- POSTED: 04 Feb 2014 18:52
This graph is an experimental feature that tracks number of views over time.
Singapore shares continued to slide on Tuesday, as disappointing US manufacturing data sank US and other Asian markets.
SINGAPORE: Singapore shares continued to slide on Tuesday, as disappointing US manufacturing data sank US and other Asian markets.
Tokyo stocks led the decline in Asian markets, slumping 4 per cent on Tuesday.
With the exception of Shanghai and Taipei -- which remained closed for the Lunar New Year holiday -- markets across Asia ended in the red.
In Singapore, the Straits Times Index fell for the fourth straight session, dropping 25.15 points, or 0.84 per cent, to close at 2,965.80.
The index remained below the key support level of 3,000 points and at a 14-month low.
Tuesday's sell-off was attributed to worse-than-expected US manufacturing figures, which most analysts see as a blip caused by "adverse weather conditions".
Sentiment was also weighed down by ongoing fears of capital flight caused by Fed tapering, and a slowdown in the Chinese economy.
However, analysts said it was too early to call it a bear market.

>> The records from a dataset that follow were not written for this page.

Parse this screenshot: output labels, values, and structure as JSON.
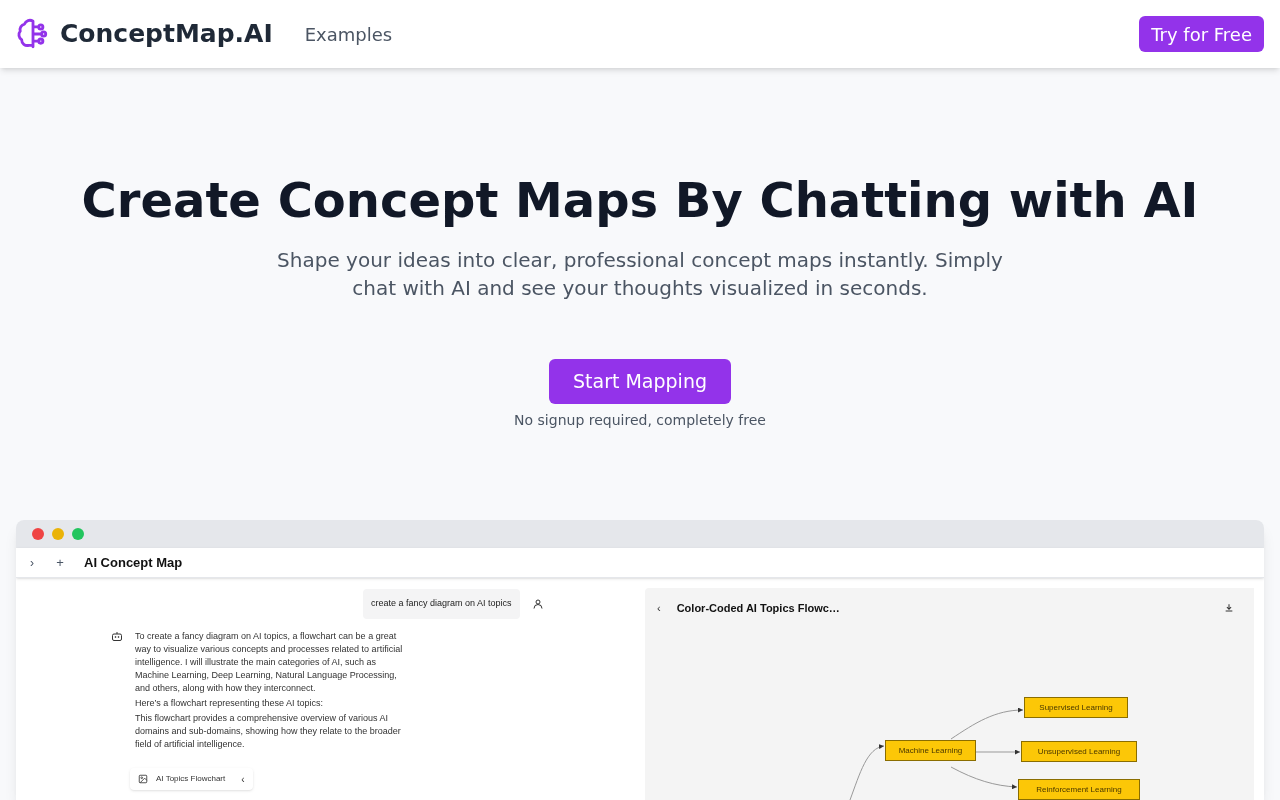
{
  "nav": {
    "brand": "ConceptMap.AI",
    "links": [
      "Examples"
    ],
    "cta": "Try for Free"
  },
  "hero": {
    "title": "Create Concept Maps By Chatting with AI",
    "subtitle": "Shape your ideas into clear, professional concept maps instantly. Simply chat with AI and see your thoughts visualized in seconds.",
    "button": "Start Mapping",
    "note": "No signup required, completely free"
  },
  "preview": {
    "expand_icon": "›",
    "add_icon": "+",
    "app_title": "AI Concept Map",
    "user_message": "create a fancy diagram on AI topics",
    "bot_paragraphs": [
      "To create a fancy diagram on AI topics, a flowchart can be a great way to visualize various concepts and processes related to artificial intelligence. I will illustrate the main categories of AI, such as Machine Learning, Deep Learning, Natural Language Processing, and others, along with how they interconnect.",
      "Here’s a flowchart representing these AI topics:",
      "This flowchart provides a comprehensive overview of various AI domains and sub-domains, showing how they relate to the broader field of artificial intelligence."
    ],
    "attachment": {
      "label": "AI Topics Flowchart",
      "caret": "‹"
    },
    "diagram": {
      "back": "‹",
      "title": "Color-Coded AI Topics Flowc…",
      "nodes": [
        {
          "label": "Supervised Learning"
        },
        {
          "label": "Machine Learning"
        },
        {
          "label": "Unsupervised Learning"
        },
        {
          "label": "Reinforcement Learning"
        }
      ]
    }
  }
}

They said the Singapore market was just starting to move in tandem with the global markets.
Gabriel Yap, executive chairman of GCP Global, said: "If you look at Singapore from last year, while the emerging markets like the Philippines, Thailand, Indonesia saw a 20 per cent sell-off while the US market went up by 30 per cent, Singapore was in a very tight trading range of 130 points (between 3,060 and 3,190).

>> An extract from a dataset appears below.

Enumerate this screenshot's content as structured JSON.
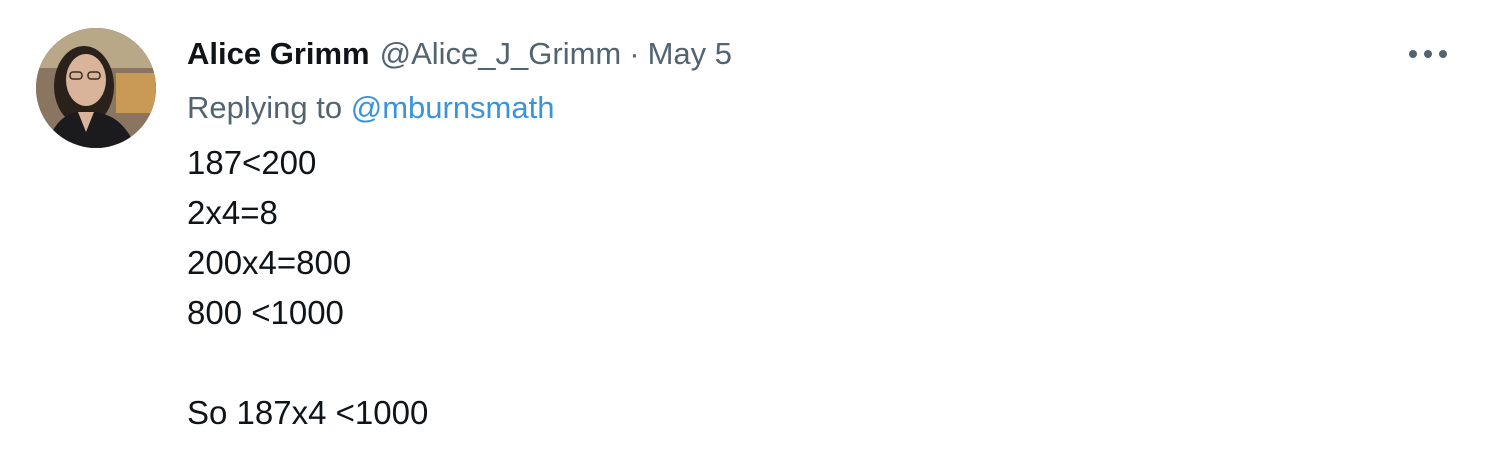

"And right now... the Singapore market's downward movement seems to mirror the market's downward movement in the US."
Some analysts see the local market's sell-off as overdone, given that Singapore boasts a rare triple-A sovereign rating, a current account surplus which is around 17 per cent of GDP and foreign exchange reserves at around 100 per cent of GDP.
Furthermore, it is also relatively less exposed to the emerging market economies that are vulnerable to capital flight amid Fed taper fears.
Michael Wan, an Asia ex-Japan economics analyst at Credit Suisse, said: "Singapore is not very exposed to economies such as Argentina, Brazil, and South Africa. If we combine all... our exports to them form about 2 per cent of GDP.
"But our exposure to regional economies is much more important."
Singapore's combined exports to India and Indonesia form about 6.3 per cent of GDP, while exports to China account for another 4.5 per cent.
But even then, they are dwarfed by exports to US and Europe, which make up 20 per cent of GDP.
At the close of trading, total volume stood at 1.99 billion shares valued at S$1.27 billion.
Losers overwhelmed gainers by a three to one margin, with 328 counters declining while 108 stocks finished higher.
Property shares were mostly weaker, with City Developments shedding 3 cents to S$8.68, CapitaMalls Asia dropping 2.5 cents to S$1.69, and Keppel Land moving down 3 cents to S$3.10.
Banks also ended lower -- DBS fell 24 cents to S$16.30, OCBC lost 8 cents to S$9.09, while UOB declined 28 cents to S$19.50.